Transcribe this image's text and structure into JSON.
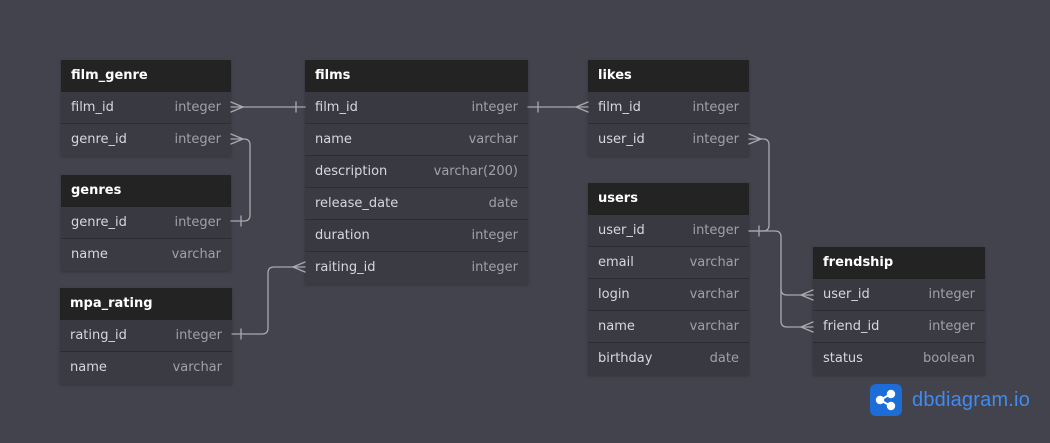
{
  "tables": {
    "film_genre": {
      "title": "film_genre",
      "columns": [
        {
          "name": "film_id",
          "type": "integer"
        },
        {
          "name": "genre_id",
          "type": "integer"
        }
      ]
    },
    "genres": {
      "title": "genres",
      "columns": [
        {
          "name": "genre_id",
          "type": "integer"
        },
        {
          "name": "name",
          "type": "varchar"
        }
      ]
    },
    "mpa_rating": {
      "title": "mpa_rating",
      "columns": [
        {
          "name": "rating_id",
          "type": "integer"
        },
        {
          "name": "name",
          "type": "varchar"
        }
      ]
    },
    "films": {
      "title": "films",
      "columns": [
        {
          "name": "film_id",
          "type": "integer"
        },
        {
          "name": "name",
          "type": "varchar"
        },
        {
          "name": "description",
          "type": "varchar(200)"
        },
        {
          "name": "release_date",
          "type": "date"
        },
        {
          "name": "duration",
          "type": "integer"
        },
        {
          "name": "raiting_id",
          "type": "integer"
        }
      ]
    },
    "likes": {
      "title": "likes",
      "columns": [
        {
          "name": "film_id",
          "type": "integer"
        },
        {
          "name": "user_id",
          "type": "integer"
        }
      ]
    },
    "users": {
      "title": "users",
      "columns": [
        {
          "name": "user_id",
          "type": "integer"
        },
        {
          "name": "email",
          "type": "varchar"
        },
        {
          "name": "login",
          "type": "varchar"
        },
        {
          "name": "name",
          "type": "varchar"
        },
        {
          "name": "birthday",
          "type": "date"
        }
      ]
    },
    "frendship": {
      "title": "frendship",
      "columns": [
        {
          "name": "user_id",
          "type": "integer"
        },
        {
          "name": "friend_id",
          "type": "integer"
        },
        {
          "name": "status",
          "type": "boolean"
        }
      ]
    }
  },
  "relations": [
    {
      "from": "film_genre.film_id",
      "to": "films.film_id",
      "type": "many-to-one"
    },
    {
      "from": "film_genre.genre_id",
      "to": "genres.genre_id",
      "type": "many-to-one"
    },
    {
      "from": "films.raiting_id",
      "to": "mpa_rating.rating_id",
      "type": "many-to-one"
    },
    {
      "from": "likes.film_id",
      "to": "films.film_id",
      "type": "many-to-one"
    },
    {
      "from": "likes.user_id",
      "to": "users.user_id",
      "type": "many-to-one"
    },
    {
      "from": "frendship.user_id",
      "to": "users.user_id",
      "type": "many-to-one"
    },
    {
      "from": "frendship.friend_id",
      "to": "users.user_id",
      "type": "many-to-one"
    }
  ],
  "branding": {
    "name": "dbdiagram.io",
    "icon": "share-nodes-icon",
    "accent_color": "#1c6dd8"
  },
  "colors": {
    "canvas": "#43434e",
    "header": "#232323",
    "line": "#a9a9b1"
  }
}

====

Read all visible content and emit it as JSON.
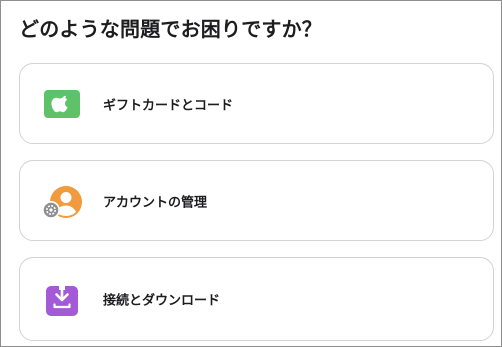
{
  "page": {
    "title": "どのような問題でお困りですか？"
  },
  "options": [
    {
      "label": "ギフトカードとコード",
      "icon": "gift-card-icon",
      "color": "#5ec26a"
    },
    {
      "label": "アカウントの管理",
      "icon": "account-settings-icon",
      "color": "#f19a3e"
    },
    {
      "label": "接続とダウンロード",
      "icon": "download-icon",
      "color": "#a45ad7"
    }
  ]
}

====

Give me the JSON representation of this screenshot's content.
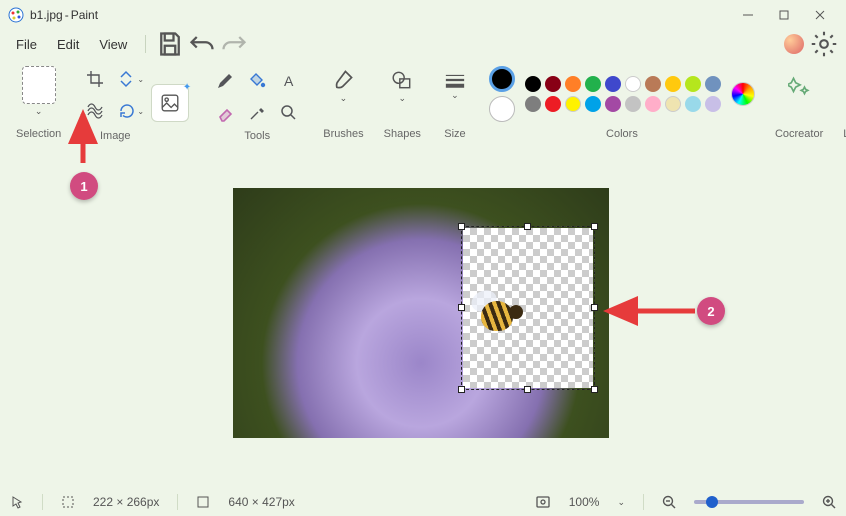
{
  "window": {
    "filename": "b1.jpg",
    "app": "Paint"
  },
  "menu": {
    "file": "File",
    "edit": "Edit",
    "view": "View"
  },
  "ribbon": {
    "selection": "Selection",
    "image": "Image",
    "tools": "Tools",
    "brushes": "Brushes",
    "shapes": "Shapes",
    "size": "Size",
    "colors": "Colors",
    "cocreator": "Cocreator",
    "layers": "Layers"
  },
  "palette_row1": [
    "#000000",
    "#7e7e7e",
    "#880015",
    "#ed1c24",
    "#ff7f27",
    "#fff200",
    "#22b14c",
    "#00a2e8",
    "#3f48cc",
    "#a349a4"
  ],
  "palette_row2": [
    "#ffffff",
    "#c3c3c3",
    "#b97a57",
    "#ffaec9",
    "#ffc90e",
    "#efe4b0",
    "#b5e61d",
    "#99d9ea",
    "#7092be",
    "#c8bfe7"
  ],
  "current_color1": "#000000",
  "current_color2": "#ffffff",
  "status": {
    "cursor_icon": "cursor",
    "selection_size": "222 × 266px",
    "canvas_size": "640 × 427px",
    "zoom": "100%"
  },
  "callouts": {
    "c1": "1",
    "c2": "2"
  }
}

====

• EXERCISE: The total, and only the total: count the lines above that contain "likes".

• FINISHED EXERCISE: 4